A quick reprise on the BIS study purporting to show that Frankendodd and EMIR will increase economic growth by better than .1 percent per year.
A footnote in my earlier post questioned whether multilateral netting via single-category CCPs really reduced exposures substantially, if at all, compared to cross-product bilateral netting. The BIS study assumes-without any support that I can identify-that multilateral netting via CCPs is four times (!) as effective in reducing exposures as bilateral netting.
Again, I’m aware of no theoretical or empirical support for this number. The standard Duffie-Zhou theoretical analysis doesn’t reasonably support such a conclusion, and that is a purely theoretical exercise. Such a remarkable assertion should require some empirical support.
More importantly, this assumption begs a huge question: since derivatives counterparties internalize the benefits of netting (even when it imposes external costs on other claimants), if multilateral netting compresses exposures by so much, why weren’t banks falling over themselves years ago to move trades to CCPs, thereby reducing (shifting, actually) risk and freeing up capital?
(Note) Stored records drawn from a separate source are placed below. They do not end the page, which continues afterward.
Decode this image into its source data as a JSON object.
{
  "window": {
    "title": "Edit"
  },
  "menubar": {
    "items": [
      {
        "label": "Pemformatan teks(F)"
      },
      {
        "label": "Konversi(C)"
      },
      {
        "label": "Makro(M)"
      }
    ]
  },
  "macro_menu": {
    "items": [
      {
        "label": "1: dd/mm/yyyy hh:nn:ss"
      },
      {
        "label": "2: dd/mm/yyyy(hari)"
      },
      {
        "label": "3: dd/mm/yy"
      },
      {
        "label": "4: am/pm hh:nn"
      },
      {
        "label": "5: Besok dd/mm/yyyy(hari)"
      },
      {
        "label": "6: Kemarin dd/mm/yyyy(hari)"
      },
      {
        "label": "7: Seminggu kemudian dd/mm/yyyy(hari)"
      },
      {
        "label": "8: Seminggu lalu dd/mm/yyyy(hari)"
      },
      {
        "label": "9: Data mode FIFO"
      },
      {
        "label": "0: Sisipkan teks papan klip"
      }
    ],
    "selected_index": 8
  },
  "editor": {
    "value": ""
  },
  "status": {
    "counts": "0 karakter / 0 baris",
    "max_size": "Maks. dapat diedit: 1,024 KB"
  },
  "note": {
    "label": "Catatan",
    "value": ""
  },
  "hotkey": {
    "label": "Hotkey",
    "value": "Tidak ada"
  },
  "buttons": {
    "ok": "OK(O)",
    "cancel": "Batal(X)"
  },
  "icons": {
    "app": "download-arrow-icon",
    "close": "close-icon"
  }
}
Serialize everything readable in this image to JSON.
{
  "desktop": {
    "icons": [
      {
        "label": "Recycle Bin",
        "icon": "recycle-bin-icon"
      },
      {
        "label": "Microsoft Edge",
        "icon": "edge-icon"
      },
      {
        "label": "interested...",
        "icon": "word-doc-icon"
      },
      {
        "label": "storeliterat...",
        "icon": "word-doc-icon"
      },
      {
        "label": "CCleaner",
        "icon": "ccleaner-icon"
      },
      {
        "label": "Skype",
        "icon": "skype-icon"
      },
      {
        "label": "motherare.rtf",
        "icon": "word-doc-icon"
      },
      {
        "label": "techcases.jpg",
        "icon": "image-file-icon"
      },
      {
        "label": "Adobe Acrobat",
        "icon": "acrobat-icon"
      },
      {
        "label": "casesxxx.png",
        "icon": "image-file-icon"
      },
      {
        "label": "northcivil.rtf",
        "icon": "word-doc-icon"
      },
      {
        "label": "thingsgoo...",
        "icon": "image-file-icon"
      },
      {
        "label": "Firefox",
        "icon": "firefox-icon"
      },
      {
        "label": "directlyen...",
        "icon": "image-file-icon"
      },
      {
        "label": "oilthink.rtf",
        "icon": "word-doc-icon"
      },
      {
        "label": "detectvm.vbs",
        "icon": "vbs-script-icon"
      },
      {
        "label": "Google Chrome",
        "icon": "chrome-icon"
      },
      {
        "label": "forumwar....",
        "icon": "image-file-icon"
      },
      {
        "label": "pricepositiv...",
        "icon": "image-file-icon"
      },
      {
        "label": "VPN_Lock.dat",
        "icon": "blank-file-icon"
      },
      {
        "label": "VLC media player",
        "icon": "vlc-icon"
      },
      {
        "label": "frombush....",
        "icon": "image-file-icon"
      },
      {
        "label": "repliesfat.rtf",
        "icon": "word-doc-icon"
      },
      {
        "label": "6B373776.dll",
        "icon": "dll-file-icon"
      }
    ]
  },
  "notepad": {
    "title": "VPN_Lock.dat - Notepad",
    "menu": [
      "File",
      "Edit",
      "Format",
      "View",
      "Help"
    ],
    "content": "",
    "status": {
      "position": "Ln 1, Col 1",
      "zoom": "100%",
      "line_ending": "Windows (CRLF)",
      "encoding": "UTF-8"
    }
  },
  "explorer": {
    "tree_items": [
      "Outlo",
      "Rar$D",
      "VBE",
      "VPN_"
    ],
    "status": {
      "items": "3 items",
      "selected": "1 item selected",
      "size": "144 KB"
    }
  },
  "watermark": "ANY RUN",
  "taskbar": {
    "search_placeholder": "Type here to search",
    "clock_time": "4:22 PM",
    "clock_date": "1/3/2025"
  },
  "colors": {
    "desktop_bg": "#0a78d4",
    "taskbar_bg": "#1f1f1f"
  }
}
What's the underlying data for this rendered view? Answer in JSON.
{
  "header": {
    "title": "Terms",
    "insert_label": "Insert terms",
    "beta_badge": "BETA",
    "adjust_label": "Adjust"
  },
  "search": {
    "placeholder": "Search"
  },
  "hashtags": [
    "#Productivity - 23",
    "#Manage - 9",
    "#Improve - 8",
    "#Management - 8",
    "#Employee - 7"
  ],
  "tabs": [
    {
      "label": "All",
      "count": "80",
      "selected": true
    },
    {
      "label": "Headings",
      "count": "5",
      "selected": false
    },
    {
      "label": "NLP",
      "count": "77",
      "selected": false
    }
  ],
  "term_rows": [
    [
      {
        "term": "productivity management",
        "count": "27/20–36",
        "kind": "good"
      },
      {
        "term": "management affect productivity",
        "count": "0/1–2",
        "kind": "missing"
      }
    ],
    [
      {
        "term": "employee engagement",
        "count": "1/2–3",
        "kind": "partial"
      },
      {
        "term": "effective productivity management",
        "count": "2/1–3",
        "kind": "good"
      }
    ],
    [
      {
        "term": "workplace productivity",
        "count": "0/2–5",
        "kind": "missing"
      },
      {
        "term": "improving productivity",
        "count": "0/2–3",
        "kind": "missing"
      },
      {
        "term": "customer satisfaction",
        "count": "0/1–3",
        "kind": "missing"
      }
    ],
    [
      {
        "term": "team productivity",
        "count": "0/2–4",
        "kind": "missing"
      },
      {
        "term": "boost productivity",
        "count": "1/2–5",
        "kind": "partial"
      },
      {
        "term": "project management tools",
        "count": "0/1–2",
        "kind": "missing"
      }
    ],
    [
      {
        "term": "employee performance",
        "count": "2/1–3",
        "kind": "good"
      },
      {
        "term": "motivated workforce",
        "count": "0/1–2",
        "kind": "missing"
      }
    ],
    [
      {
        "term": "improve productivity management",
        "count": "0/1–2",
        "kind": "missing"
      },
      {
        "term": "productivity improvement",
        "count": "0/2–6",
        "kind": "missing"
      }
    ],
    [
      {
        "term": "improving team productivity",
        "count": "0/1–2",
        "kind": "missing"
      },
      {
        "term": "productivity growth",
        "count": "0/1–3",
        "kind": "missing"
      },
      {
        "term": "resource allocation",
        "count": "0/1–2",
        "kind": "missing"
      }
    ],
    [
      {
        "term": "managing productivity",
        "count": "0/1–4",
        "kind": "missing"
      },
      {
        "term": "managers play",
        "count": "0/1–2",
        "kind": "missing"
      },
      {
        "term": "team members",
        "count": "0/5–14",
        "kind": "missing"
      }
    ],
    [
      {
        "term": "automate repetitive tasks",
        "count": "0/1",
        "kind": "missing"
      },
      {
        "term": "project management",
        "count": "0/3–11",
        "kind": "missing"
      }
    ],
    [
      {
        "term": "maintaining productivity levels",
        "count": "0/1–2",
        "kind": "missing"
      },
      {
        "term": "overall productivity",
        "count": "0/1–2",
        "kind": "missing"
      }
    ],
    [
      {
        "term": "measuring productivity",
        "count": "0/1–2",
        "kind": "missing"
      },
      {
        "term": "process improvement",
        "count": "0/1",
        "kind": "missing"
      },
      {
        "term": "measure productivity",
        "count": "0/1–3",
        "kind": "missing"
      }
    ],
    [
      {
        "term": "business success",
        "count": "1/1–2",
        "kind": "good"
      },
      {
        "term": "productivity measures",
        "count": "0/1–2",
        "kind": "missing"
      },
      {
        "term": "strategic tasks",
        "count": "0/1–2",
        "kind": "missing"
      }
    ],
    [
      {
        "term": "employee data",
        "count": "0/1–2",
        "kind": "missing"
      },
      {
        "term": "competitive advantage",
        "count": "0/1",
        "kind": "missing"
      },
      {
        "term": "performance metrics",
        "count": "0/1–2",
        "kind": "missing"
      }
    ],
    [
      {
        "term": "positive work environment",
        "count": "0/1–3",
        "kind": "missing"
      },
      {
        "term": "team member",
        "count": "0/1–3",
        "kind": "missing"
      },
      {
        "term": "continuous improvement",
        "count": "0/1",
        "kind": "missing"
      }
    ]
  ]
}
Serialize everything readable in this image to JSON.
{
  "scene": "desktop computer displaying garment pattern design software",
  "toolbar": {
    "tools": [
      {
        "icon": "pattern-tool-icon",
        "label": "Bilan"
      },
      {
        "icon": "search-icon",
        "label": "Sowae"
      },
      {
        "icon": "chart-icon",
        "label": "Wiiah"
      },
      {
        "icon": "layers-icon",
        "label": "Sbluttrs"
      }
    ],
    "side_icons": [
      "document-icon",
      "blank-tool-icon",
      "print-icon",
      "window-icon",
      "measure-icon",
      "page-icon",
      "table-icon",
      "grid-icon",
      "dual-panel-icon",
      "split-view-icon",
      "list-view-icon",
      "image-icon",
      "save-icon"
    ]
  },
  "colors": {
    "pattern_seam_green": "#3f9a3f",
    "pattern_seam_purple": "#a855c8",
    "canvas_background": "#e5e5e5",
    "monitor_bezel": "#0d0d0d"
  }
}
Why is it necessary to unleash Frankendodd to force dealer banks to pick up this money off the sidewalk? I thought they were greedy SOBs.
I see only two answers. First, that the netting economies really aren’t that large. Second, the dealer banks recognized that that increased netting merely transferred exposures to other creditors, who would adjust the prices of credit accordingly, making the (alleged) reduction in derivatives exposures not worth the cost of setting up and operating a CCP, posting collateral, etc.
Either way, there is no way to reconcile the BIS report’s claims that (a) netting of derivatives exposures is true net benefit, and (b) this net benefit can be achieved only as a result of regulation that forces dealer banks to clear to achieve multilateral netting economies. Indeed, to the extent that netting redistributes wealth from non-derivatives creditors to derivatives counterparties, dealer banks would have an excessive incentive to adopt clearing/multilateral netting.
In other words, the BIS report implicitly assumes that greedy bankers stupidly overlook oodles of money ready to be stuffed into their pockets.
Why do I get the impression that this was a put-up job intended to give the G20 something to crow about at the upcoming meeting in St. Petersburg?
John Kiff of the IMF tells me via Twitter (where he tweets as @kiffmeister) that the report recognizes some of the problems I identified in my post, namely that there are other sources of systemic risk than the counterparty risk channel that is the basis for the analysis. Yeah, that’s true, but I have looked through the report carefully, and can find no recognition whatsoever of the fact-and it is a fact-that collateral and netting have redistributive effects.